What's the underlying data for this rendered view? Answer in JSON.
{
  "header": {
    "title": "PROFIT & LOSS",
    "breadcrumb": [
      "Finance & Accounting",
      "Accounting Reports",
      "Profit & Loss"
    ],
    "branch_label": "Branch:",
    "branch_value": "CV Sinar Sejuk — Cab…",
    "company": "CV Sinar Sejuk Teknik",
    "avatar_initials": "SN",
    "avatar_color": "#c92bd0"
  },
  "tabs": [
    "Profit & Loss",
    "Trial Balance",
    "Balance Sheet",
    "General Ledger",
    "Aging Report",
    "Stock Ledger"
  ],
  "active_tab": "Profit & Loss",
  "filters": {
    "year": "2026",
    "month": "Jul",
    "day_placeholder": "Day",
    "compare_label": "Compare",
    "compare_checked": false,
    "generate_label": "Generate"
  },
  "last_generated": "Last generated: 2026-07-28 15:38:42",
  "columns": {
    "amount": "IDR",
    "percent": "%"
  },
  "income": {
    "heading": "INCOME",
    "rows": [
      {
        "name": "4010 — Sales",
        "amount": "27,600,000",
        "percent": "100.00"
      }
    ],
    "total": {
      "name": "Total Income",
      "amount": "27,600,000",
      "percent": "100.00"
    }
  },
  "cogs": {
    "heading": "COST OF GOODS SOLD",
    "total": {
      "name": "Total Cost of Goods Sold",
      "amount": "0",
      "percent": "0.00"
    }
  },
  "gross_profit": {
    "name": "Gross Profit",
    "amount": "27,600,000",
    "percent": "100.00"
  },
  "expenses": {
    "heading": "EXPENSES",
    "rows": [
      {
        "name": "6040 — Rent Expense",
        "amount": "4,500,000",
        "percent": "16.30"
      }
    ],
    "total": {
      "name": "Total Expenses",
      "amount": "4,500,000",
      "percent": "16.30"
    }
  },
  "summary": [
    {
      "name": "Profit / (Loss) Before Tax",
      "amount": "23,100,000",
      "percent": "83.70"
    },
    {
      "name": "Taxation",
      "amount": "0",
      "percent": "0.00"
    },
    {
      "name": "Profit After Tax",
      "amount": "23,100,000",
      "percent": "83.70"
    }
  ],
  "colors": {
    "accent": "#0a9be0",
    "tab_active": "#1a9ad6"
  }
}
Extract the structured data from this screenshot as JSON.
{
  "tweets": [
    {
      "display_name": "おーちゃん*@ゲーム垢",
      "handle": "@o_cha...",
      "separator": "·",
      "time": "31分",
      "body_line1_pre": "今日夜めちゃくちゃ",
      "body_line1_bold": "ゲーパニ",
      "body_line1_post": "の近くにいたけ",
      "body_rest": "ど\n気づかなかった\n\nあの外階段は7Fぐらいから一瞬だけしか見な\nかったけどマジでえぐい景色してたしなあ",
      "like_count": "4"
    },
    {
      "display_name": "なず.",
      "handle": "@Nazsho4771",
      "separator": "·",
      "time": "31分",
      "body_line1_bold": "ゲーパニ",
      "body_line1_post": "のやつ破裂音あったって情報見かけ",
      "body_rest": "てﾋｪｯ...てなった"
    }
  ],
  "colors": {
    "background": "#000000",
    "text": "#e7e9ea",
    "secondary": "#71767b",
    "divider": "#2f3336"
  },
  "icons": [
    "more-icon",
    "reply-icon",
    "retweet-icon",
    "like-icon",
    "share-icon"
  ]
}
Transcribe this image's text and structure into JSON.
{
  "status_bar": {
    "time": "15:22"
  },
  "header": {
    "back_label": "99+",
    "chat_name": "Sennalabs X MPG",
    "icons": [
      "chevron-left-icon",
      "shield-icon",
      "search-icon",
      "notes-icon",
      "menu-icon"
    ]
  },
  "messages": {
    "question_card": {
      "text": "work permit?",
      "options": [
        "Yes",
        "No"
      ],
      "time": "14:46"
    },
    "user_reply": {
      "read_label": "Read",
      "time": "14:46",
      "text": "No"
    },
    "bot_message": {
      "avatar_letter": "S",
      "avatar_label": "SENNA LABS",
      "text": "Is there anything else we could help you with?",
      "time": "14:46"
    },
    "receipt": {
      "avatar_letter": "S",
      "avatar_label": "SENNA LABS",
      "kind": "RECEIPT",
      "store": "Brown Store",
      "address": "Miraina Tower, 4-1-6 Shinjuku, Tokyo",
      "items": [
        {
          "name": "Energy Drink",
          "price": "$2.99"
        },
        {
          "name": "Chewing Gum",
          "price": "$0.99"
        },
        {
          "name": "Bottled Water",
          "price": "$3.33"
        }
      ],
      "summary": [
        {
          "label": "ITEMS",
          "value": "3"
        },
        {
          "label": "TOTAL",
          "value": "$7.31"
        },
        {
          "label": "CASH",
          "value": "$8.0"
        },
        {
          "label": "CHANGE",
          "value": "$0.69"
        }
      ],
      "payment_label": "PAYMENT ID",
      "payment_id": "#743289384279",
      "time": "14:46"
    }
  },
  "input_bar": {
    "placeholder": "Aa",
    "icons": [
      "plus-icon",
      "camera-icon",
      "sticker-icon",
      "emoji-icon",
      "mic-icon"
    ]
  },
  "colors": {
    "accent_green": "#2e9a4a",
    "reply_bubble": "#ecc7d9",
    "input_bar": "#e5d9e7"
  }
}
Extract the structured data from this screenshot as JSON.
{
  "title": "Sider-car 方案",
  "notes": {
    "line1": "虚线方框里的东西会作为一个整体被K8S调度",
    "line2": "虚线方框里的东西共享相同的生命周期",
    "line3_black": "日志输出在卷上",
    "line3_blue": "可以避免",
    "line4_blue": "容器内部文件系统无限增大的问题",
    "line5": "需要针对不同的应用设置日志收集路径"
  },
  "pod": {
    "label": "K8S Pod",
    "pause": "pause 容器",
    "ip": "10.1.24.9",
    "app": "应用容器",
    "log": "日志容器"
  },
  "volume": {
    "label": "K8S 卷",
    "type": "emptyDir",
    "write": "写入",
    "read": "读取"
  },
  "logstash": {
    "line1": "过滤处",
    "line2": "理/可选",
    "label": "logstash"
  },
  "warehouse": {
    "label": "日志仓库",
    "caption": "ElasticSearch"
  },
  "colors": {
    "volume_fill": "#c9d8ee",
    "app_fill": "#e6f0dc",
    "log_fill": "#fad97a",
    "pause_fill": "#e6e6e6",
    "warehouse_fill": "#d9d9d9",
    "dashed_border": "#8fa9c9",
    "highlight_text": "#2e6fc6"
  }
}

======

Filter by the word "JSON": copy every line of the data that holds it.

## RESPONSE TO THIS TASK
What's the underlying data for this rendered view? Answer in JSON.
Extract the structured data from this screenshot as JSON.
Transcribe this image's text and structure into JSON.
Extract the structured data from this screenshot as JSON.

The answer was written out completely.